A new video from Oregon Sea Grant and the Oregon State University Extension Service teaches tuna fans how to can the fish at home.
The 12-minute video includes instructions for preparing a pressure canner, filling jars, loading and unloading the canner and checking the seal on the jars. Watch the video here.
The video features Kelly Streit, a registered dietitian with the Extension Service, and Amanda Gladics, a fisheries specialist with Oregon Sea Grant and Extension. They made the video because safety precautions amid COVID-19 prevented them from offering a hands-on workshop, as Extension has done in the past.
Registered dietitian, Kelly Streit, and Oregon Sea Grant Extension fisheries specialist, Amanda Gladics film a tuna canning video.
Here are a few of the tips Streit and Gladics offer:
Start with a pressure canner that is in good condition. Replace worn-out gaskets.
Fill the canner with 4 to 5 inches of water.

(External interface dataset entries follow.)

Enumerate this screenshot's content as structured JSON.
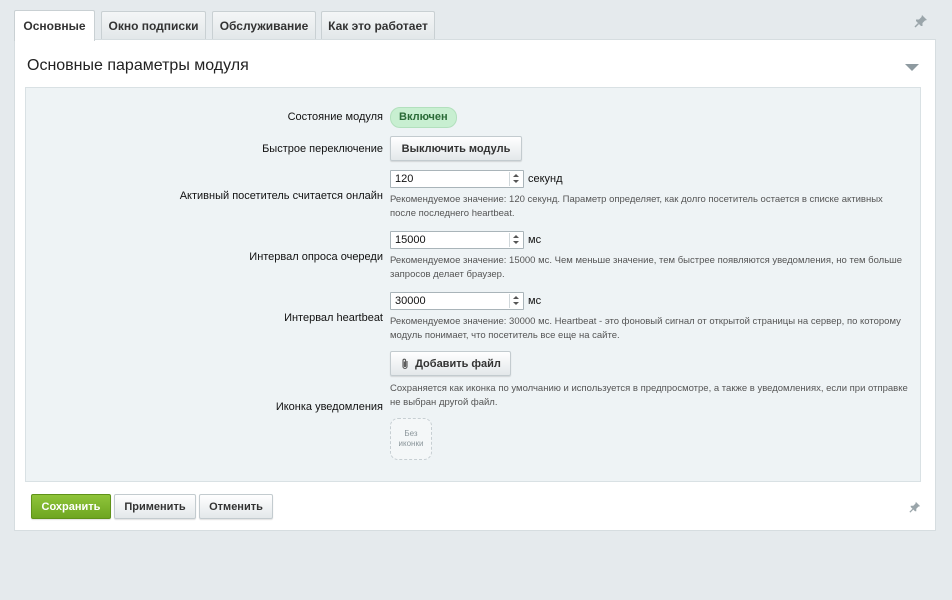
{
  "tabs": [
    {
      "label": "Основные",
      "active": true
    },
    {
      "label": "Окно подписки",
      "active": false
    },
    {
      "label": "Обслуживание",
      "active": false
    },
    {
      "label": "Как это работает",
      "active": false
    }
  ],
  "section": {
    "title": "Основные параметры модуля"
  },
  "fields": {
    "status": {
      "label": "Состояние модуля",
      "value": "Включен"
    },
    "toggle": {
      "label": "Быстрое переключение",
      "button": "Выключить модуль"
    },
    "online": {
      "label": "Активный посетитель считается онлайн",
      "value": "120",
      "unit": "секунд",
      "hint": "Рекомендуемое значение: 120 секунд. Параметр определяет, как долго посетитель остается в списке активных после последнего heartbeat."
    },
    "poll": {
      "label": "Интервал опроса очереди",
      "value": "15000",
      "unit": "мс",
      "hint": "Рекомендуемое значение: 15000 мс. Чем меньше значение, тем быстрее появляются уведомления, но тем больше запросов делает браузер."
    },
    "heartbeat": {
      "label": "Интервал heartbeat",
      "value": "30000",
      "unit": "мс",
      "hint": "Рекомендуемое значение: 30000 мс. Heartbeat - это фоновый сигнал от открытой страницы на сервер, по которому модуль понимает, что посетитель все еще на сайте."
    },
    "icon": {
      "label": "Иконка уведомления",
      "button": "Добавить файл",
      "hint": "Сохраняется как иконка по умолчанию и используется в предпросмотре, а также в уведомлениях, если при отправке не выбран другой файл.",
      "placeholder_line1": "Без",
      "placeholder_line2": "иконки"
    }
  },
  "footer": {
    "save": "Сохранить",
    "apply": "Применить",
    "cancel": "Отменить"
  },
  "colors": {
    "save_button": "#7ab52b",
    "status_badge": "#c8efd1",
    "background": "#e5eaed"
  }
}
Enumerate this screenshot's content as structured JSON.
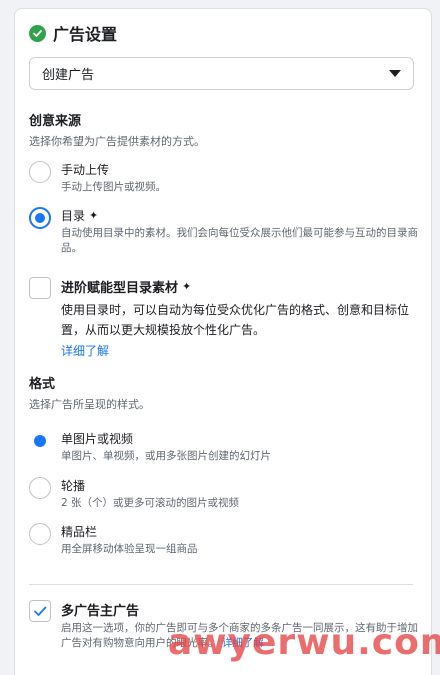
{
  "header": {
    "title": "广告设置"
  },
  "ad_type_select": {
    "value": "创建广告"
  },
  "creative_source": {
    "title": "创意来源",
    "desc": "选择你希望为广告提供素材的方式。",
    "options": [
      {
        "title": "手动上传",
        "desc": "手动上传图片或视频。"
      },
      {
        "title": "目录",
        "desc": "自动使用目录中的素材。我们会向每位受众展示他们最可能参与互动的目录商品。"
      }
    ],
    "advantage": {
      "title": "进阶赋能型目录素材",
      "desc": "使用目录时，可以自动为每位受众优化广告的格式、创意和目标位置，从而以更大规模投放个性化广告。",
      "link": "详细了解"
    }
  },
  "format": {
    "title": "格式",
    "desc": "选择广告所呈现的样式。",
    "options": [
      {
        "title": "单图片或视频",
        "desc": "单图片、单视频，或用多张图片创建的幻灯片"
      },
      {
        "title": "轮播",
        "desc": "2 张（个）或更多可滚动的图片或视频"
      },
      {
        "title": "精品栏",
        "desc": "用全屏移动体验呈现一组商品"
      }
    ]
  },
  "multi_advertiser": {
    "title": "多广告主广告",
    "desc": "启用这一选项，你的广告即可与多个商家的多条广告一同展示，这有助于增加广告对有购物意向用户的眼光率。",
    "link": "详细了解"
  },
  "watermark": "awyerwu.com",
  "colors": {
    "accent": "#1877f2",
    "success": "#31a24c"
  }
}
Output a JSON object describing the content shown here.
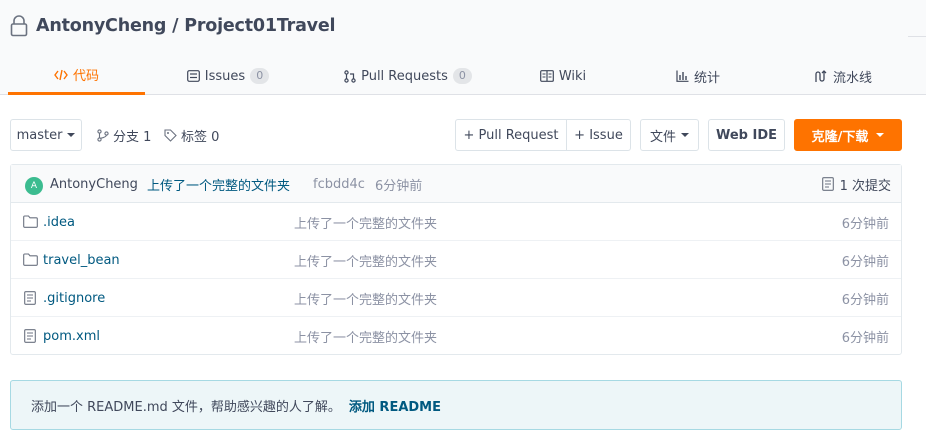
{
  "repo": {
    "owner": "AntonyCheng",
    "separator": "/",
    "name": "Project01Travel",
    "title": "AntonyCheng / Project01Travel"
  },
  "tabs": [
    {
      "label": "代码",
      "icon": "code-icon",
      "active": true
    },
    {
      "label": "Issues",
      "icon": "issues-icon",
      "count": "0"
    },
    {
      "label": "Pull Requests",
      "icon": "pull-request-icon",
      "count": "0"
    },
    {
      "label": "Wiki",
      "icon": "book-icon"
    },
    {
      "label": "统计",
      "icon": "bar-chart-icon"
    },
    {
      "label": "流水线",
      "icon": "pipeline-icon"
    }
  ],
  "toolbar": {
    "branch": "master",
    "branches_label": "分支 1",
    "tags_label": "标签 0",
    "pull_request_label": "+ Pull Request",
    "issue_label": "+ Issue",
    "file_label": "文件",
    "webide_label": "Web IDE",
    "clone_label": "克隆/下载"
  },
  "commit": {
    "avatar_letter": "A",
    "author": "AntonyCheng",
    "message": "上传了一个完整的文件夹",
    "hash": "fcbdd4c",
    "time": "6分钟前",
    "commits_label": "1 次提交"
  },
  "files": [
    {
      "name": ".idea",
      "type": "folder",
      "message": "上传了一个完整的文件夹",
      "time": "6分钟前"
    },
    {
      "name": "travel_bean",
      "type": "folder",
      "message": "上传了一个完整的文件夹",
      "time": "6分钟前"
    },
    {
      "name": ".gitignore",
      "type": "file",
      "message": "上传了一个完整的文件夹",
      "time": "6分钟前"
    },
    {
      "name": "pom.xml",
      "type": "file",
      "message": "上传了一个完整的文件夹",
      "time": "6分钟前"
    }
  ],
  "readme": {
    "text": "添加一个 README.md 文件，帮助感兴趣的人了解。",
    "link": "添加 README"
  },
  "colors": {
    "accent": "#fe7300",
    "link": "#005980",
    "muted": "#8c92a4",
    "avatar": "#3cbc90"
  }
}
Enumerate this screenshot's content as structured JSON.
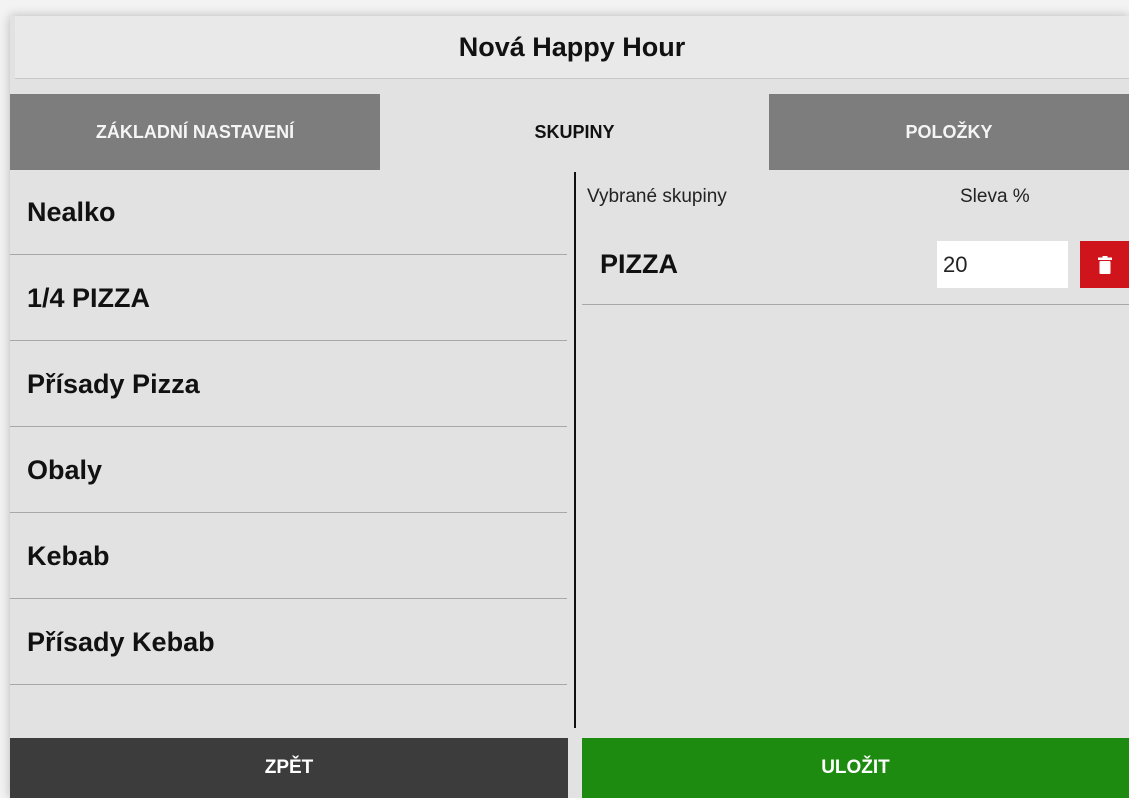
{
  "dialog": {
    "title": "Nová Happy Hour"
  },
  "tabs": [
    {
      "label": "ZÁKLADNÍ NASTAVENÍ",
      "active": false
    },
    {
      "label": "SKUPINY",
      "active": true
    },
    {
      "label": "POLOŽKY",
      "active": false
    }
  ],
  "groups": [
    {
      "label": "Nealko"
    },
    {
      "label": "1/4 PIZZA"
    },
    {
      "label": "Přísady Pizza"
    },
    {
      "label": "Obaly"
    },
    {
      "label": "Kebab"
    },
    {
      "label": "Přísady Kebab"
    }
  ],
  "selected": {
    "header_groups": "Vybrané skupiny",
    "header_discount": "Sleva %",
    "rows": [
      {
        "name": "PIZZA",
        "discount": "20",
        "delete_icon": "trash-icon"
      }
    ]
  },
  "footer": {
    "back_label": "ZPĚT",
    "save_label": "ULOŽIT"
  },
  "colors": {
    "tab_inactive": "#7d7d7d",
    "tab_active": "#e2e2e2",
    "delete": "#d0141c",
    "back": "#3c3c3c",
    "save": "#1d8a10"
  }
}
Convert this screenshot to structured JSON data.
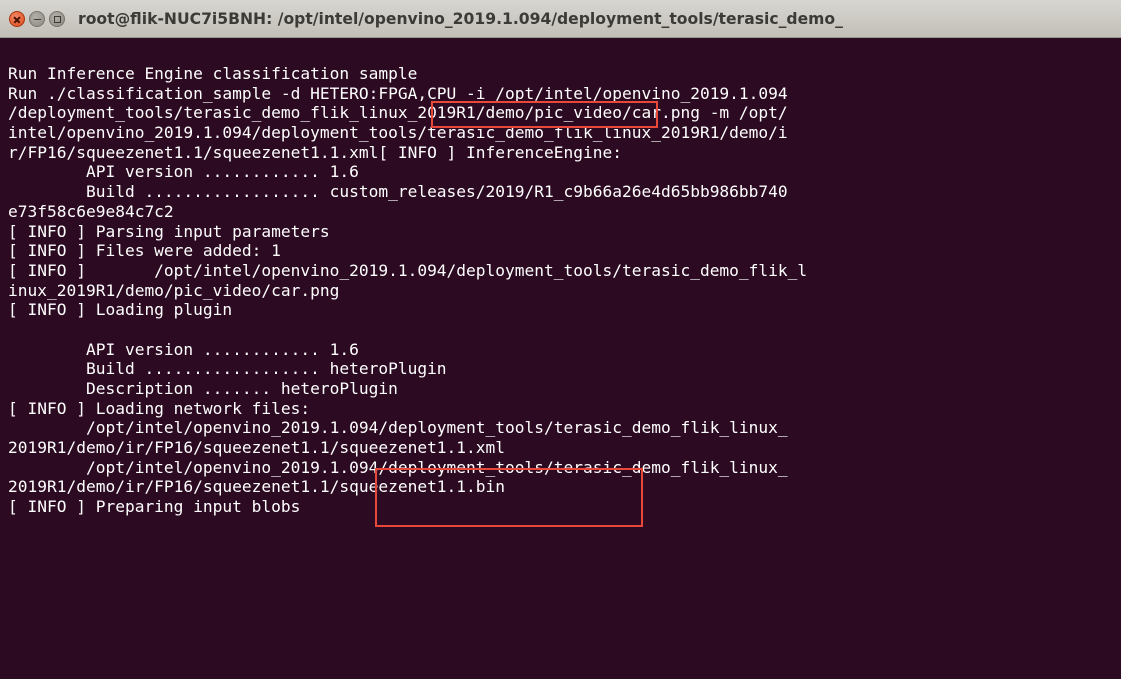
{
  "window": {
    "title": "root@flik-NUC7i5BNH: /opt/intel/openvino_2019.1.094/deployment_tools/terasic_demo_",
    "buttons": {
      "close_icon": "close-icon",
      "minimize_icon": "minimize-icon",
      "maximize_icon": "maximize-icon"
    }
  },
  "colors": {
    "terminal_background": "#2c0a21",
    "terminal_text": "#ffffff",
    "highlight_box": "#e8483a"
  },
  "terminal": {
    "lines": [
      "Run Inference Engine classification sample",
      "Run ./classification_sample -d HETERO:FPGA,CPU -i /opt/intel/openvino_2019.1.094",
      "/deployment_tools/terasic_demo_flik_linux_2019R1/demo/pic_video/car.png -m /opt/",
      "intel/openvino_2019.1.094/deployment_tools/terasic_demo_flik_linux_2019R1/demo/i",
      "r/FP16/squeezenet1.1/squeezenet1.1.xml[ INFO ] InferenceEngine:",
      "        API version ............ 1.6",
      "        Build .................. custom_releases/2019/R1_c9b66a26e4d65bb986bb740",
      "e73f58c6e9e84c7c2",
      "[ INFO ] Parsing input parameters",
      "[ INFO ] Files were added: 1",
      "[ INFO ]       /opt/intel/openvino_2019.1.094/deployment_tools/terasic_demo_flik_l",
      "inux_2019R1/demo/pic_video/car.png",
      "[ INFO ] Loading plugin",
      "",
      "        API version ............ 1.6",
      "        Build .................. heteroPlugin",
      "        Description ....... heteroPlugin",
      "[ INFO ] Loading network files:",
      "        /opt/intel/openvino_2019.1.094/deployment_tools/terasic_demo_flik_linux_",
      "2019R1/demo/ir/FP16/squeezenet1.1/squeezenet1.1.xml",
      "        /opt/intel/openvino_2019.1.094/deployment_tools/terasic_demo_flik_linux_",
      "2019R1/demo/ir/FP16/squeezenet1.1/squeezenet1.1.bin",
      "[ INFO ] Preparing input blobs"
    ]
  }
}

Add 4 tablespoons of white vinegar to reduce odor.
Leave an inch of headspace between the top of the jar and the tuna.
Clean the rims of the jars with a paper towel moistened with vinegar.
Label the lids with the date, name of the item and the length of time it was processed (i.e., 100 minutes).
Gently screw on the rings. You want a little air to escape from the jars while they’re processing.
Put a rack in the bottom of the canner so air can circulate under it.
Use a second rack if you’re stacking jars in the canner (Streit made her own).
Let the canner vent for 10 minutes.
Start timing when the recommended pressure has been reached.
The albacore used in the video was purchased at a seafood market in Astoria after it was quickly frozen at sea, but cooked and fresh tuna can be used, too, Streit said.
Canning jars filled with tuna and being prepared for the pressure cooker.
More information on preserving seafood can be found in the following Extension publications:
Home Freezing of Seafood, Canning Tuna, Canning Seafood and Smoking Fish at Home Safely.
Visit Oregon Sea Grant’s website for seafood recipes, including ones for tuna, and locations of where to buy seafood in Oregon.